Whatever appears in the records apart from pictures must be reproduced exactly.

# # # # #

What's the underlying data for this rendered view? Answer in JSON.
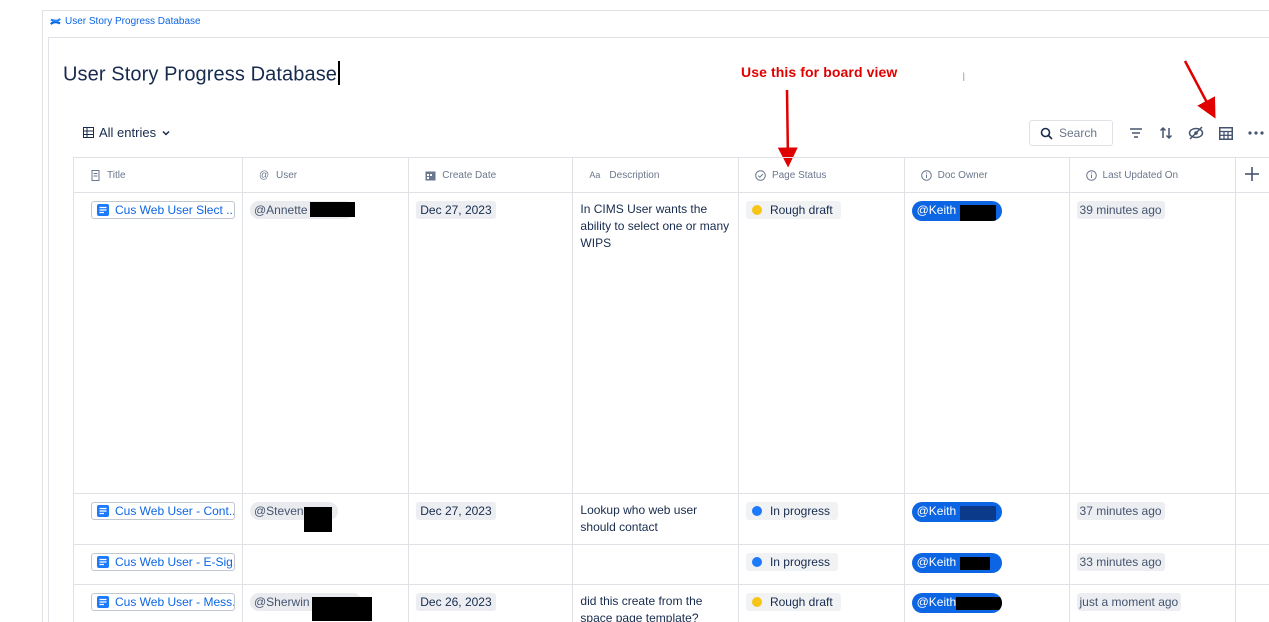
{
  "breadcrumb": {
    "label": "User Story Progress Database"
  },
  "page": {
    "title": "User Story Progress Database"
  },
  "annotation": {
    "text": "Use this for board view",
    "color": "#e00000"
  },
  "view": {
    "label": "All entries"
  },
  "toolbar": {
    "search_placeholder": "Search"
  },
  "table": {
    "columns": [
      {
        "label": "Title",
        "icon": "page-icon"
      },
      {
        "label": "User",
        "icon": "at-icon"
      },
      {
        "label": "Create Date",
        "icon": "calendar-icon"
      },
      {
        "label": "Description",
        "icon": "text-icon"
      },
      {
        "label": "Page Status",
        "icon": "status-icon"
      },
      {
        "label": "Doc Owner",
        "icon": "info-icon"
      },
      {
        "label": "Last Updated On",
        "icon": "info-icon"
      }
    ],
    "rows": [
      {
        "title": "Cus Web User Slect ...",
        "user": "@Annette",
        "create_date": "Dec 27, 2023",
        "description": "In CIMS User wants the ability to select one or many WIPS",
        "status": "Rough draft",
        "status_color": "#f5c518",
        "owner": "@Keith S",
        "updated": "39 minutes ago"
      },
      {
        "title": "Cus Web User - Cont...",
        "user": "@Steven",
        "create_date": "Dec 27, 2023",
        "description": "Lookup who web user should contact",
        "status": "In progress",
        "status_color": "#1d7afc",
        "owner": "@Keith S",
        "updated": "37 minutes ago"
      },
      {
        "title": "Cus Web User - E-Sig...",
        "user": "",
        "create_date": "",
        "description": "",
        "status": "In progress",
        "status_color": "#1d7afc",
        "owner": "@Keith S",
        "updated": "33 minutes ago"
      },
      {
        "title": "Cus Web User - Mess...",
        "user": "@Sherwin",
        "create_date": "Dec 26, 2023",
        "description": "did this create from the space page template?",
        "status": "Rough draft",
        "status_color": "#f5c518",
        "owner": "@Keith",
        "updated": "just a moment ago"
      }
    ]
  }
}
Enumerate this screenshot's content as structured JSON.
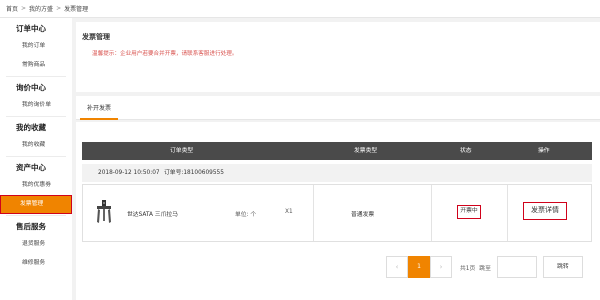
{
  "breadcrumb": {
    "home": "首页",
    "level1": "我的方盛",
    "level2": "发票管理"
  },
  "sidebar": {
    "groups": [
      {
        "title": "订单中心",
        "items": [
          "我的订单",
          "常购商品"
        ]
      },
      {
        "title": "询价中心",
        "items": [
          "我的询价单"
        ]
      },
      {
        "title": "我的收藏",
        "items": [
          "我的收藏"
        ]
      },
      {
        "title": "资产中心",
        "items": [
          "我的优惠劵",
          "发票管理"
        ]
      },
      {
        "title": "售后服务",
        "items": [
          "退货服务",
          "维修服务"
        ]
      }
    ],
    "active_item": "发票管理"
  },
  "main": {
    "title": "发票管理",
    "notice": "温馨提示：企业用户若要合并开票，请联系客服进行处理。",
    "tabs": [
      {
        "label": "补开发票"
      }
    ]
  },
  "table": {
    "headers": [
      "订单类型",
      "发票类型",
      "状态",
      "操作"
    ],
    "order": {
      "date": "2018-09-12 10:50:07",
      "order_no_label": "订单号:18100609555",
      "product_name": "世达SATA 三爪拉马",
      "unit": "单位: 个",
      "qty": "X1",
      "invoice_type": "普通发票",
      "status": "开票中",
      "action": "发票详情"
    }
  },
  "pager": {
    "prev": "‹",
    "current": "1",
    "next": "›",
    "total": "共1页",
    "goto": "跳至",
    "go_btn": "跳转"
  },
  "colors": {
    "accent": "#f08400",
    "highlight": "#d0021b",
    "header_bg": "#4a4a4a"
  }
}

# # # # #

— Response to this exercise —
What's the underlying data for this rendered view? Answer in JSON.
{
  "breadcrumb": {
    "label": "User Story Progress Database"
  },
  "page": {
    "title": "User Story Progress Database"
  },
  "annotation": {
    "text": "Use this for board view",
    "color": "#e00000"
  },
  "view": {
    "label": "All entries"
  },
  "toolbar": {
    "search_placeholder": "Search"
  },
  "table": {
    "columns": [
      {
        "label": "Title",
        "icon": "page-icon"
      },
      {
        "label": "User",
        "icon": "at-icon"
      },
      {
        "label": "Create Date",
        "icon": "calendar-icon"
      },
      {
        "label": "Description",
        "icon": "text-icon"
      },
      {
        "label": "Page Status",
        "icon": "status-icon"
      },
      {
        "label": "Doc Owner",
        "icon": "info-icon"
      },
      {
        "label": "Last Updated On",
        "icon": "info-icon"
      }
    ],
    "rows": [
      {
        "title": "Cus Web User Slect ...",
        "user": "@Annette",
        "create_date": "Dec 27, 2023",
        "description": "In CIMS User wants the ability to select one or many WIPS",
        "status": "Rough draft",
        "status_color": "#f5c518",
        "owner": "@Keith S",
        "updated": "39 minutes ago"
      },
      {
        "title": "Cus Web User - Cont...",
        "user": "@Steven",
        "create_date": "Dec 27, 2023",
        "description": "Lookup who web user should contact",
        "status": "In progress",
        "status_color": "#1d7afc",
        "owner": "@Keith S",
        "updated": "37 minutes ago"
      },
      {
        "title": "Cus Web User - E-Sig...",
        "user": "",
        "create_date": "",
        "description": "",
        "status": "In progress",
        "status_color": "#1d7afc",
        "owner": "@Keith S",
        "updated": "33 minutes ago"
      },
      {
        "title": "Cus Web User - Mess...",
        "user": "@Sherwin",
        "create_date": "Dec 26, 2023",
        "description": "did this create from the space page template?",
        "status": "Rough draft",
        "status_color": "#f5c518",
        "owner": "@Keith",
        "updated": "just a moment ago"
      }
    ]
  }
}
Enumerate this screenshot's content as structured JSON.
{
  "breadcrumb": {
    "home": "首页",
    "level1": "我的方盛",
    "level2": "发票管理"
  },
  "sidebar": {
    "groups": [
      {
        "title": "订单中心",
        "items": [
          "我的订单",
          "常购商品"
        ]
      },
      {
        "title": "询价中心",
        "items": [
          "我的询价单"
        ]
      },
      {
        "title": "我的收藏",
        "items": [
          "我的收藏"
        ]
      },
      {
        "title": "资产中心",
        "items": [
          "我的优惠劵",
          "发票管理"
        ]
      },
      {
        "title": "售后服务",
        "items": [
          "退货服务",
          "维修服务"
        ]
      }
    ],
    "active_item": "发票管理"
  },
  "main": {
    "title": "发票管理",
    "notice": "温馨提示：企业用户若要合并开票，请联系客服进行处理。",
    "tabs": [
      {
        "label": "补开发票"
      }
    ]
  },
  "table": {
    "headers": [
      "订单类型",
      "发票类型",
      "状态",
      "操作"
    ],
    "order": {
      "date": "2018-09-12 10:50:07",
      "order_no_label": "订单号:18100609555",
      "product_name": "世达SATA 三爪拉马",
      "unit": "单位: 个",
      "qty": "X1",
      "invoice_type": "普通发票",
      "status": "开票中",
      "action": "发票详情"
    }
  },
  "pager": {
    "prev": "‹",
    "current": "1",
    "next": "›",
    "total": "共1页",
    "goto": "跳至",
    "go_btn": "跳转"
  },
  "colors": {
    "accent": "#f08400",
    "highlight": "#d0021b",
    "header_bg": "#4a4a4a"
  }
}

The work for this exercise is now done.